- _Problem description_
Return every line below in which "name" appears.

- _Data for review_
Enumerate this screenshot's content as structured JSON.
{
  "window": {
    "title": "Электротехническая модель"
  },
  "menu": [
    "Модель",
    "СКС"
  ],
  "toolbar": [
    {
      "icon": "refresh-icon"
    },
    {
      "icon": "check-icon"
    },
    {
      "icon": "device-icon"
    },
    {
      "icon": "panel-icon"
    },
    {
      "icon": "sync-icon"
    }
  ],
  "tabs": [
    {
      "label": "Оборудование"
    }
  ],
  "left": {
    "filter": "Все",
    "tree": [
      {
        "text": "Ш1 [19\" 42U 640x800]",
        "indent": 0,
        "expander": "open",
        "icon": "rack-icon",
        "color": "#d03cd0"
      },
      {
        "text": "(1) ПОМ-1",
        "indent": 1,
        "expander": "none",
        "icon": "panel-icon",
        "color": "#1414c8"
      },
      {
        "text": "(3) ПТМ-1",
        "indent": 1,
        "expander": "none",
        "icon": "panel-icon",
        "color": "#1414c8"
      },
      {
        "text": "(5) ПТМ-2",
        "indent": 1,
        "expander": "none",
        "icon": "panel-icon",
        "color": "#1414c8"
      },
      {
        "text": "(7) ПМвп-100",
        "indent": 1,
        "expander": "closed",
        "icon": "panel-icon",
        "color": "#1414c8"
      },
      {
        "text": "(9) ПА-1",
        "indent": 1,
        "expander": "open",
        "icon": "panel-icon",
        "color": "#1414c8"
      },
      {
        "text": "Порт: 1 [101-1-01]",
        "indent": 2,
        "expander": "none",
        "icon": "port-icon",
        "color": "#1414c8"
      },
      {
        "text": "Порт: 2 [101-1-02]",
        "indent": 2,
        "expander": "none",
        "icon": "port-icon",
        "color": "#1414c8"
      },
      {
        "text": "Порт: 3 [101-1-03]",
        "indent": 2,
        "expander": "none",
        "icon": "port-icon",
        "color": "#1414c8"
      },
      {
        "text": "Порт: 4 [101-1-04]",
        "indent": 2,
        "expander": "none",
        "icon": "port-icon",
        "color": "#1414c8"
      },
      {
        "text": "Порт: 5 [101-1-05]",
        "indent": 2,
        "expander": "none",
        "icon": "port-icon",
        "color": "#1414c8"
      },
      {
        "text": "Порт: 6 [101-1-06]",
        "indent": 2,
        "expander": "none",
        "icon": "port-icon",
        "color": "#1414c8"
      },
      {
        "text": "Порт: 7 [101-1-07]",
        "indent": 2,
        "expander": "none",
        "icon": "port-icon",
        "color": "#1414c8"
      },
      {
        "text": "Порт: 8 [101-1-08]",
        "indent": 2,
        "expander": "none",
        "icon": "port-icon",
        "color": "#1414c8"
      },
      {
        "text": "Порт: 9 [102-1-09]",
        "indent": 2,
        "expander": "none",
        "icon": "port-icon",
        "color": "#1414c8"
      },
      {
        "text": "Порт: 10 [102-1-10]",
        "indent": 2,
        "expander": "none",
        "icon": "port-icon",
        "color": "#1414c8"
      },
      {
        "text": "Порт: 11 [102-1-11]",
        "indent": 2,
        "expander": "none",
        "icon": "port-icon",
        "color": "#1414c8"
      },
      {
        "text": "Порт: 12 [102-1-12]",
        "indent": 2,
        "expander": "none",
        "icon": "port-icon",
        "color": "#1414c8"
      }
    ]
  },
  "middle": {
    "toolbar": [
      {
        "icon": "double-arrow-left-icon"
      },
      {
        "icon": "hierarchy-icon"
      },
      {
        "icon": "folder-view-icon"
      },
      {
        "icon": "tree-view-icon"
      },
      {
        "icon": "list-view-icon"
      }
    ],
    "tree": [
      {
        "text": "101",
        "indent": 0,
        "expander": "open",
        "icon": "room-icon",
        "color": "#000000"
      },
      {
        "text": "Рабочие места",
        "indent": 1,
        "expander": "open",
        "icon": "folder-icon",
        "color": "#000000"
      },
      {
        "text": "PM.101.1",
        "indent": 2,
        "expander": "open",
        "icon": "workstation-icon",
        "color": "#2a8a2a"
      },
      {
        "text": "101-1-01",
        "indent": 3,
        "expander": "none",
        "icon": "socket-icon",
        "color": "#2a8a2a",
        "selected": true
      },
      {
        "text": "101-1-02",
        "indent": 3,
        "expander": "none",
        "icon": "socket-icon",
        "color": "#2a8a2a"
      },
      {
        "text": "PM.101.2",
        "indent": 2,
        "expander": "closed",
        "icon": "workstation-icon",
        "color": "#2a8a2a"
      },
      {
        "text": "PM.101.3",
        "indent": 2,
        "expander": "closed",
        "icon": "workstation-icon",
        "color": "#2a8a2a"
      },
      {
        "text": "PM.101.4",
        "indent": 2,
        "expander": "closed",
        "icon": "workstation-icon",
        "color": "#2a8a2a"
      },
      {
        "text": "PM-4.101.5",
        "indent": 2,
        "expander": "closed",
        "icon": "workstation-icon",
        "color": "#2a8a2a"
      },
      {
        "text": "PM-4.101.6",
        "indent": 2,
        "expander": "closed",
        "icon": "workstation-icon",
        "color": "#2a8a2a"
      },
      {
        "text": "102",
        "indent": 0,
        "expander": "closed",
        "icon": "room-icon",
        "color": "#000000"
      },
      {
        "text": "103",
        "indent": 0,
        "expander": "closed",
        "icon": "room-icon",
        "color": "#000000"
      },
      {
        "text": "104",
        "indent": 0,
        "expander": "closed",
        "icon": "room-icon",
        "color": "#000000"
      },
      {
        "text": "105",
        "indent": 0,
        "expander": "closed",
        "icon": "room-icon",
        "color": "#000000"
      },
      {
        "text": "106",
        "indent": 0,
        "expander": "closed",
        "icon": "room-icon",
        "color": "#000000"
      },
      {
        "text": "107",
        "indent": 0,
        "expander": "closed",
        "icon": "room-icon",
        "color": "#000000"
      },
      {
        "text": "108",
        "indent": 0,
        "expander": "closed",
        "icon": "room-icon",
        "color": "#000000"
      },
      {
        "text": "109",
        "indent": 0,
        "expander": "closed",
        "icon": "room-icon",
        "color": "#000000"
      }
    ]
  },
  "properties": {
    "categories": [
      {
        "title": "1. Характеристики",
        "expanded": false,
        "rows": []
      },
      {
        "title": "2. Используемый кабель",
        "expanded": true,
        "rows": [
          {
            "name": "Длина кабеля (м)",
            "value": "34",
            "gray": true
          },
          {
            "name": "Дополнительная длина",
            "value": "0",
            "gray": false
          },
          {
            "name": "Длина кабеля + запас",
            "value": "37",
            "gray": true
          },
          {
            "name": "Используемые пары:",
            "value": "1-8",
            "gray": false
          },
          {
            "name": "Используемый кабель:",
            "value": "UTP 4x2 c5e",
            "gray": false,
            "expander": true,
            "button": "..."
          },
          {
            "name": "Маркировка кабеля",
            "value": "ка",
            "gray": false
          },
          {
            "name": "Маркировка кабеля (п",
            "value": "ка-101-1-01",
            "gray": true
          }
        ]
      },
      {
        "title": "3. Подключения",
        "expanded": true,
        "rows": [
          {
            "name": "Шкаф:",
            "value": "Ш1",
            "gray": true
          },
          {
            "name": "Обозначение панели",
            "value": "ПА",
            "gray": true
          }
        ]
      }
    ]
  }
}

- _Reply_
            "name": "Длина кабеля (м)",
            "name": "Дополнительная длина",
            "name": "Длина кабеля + запас",
            "name": "Используемые пары:",
            "name": "Используемый кабель:",
            "name": "Маркировка кабеля",
            "name": "Маркировка кабеля (п",
            "name": "Шкаф:",
            "name": "Обозначение панели",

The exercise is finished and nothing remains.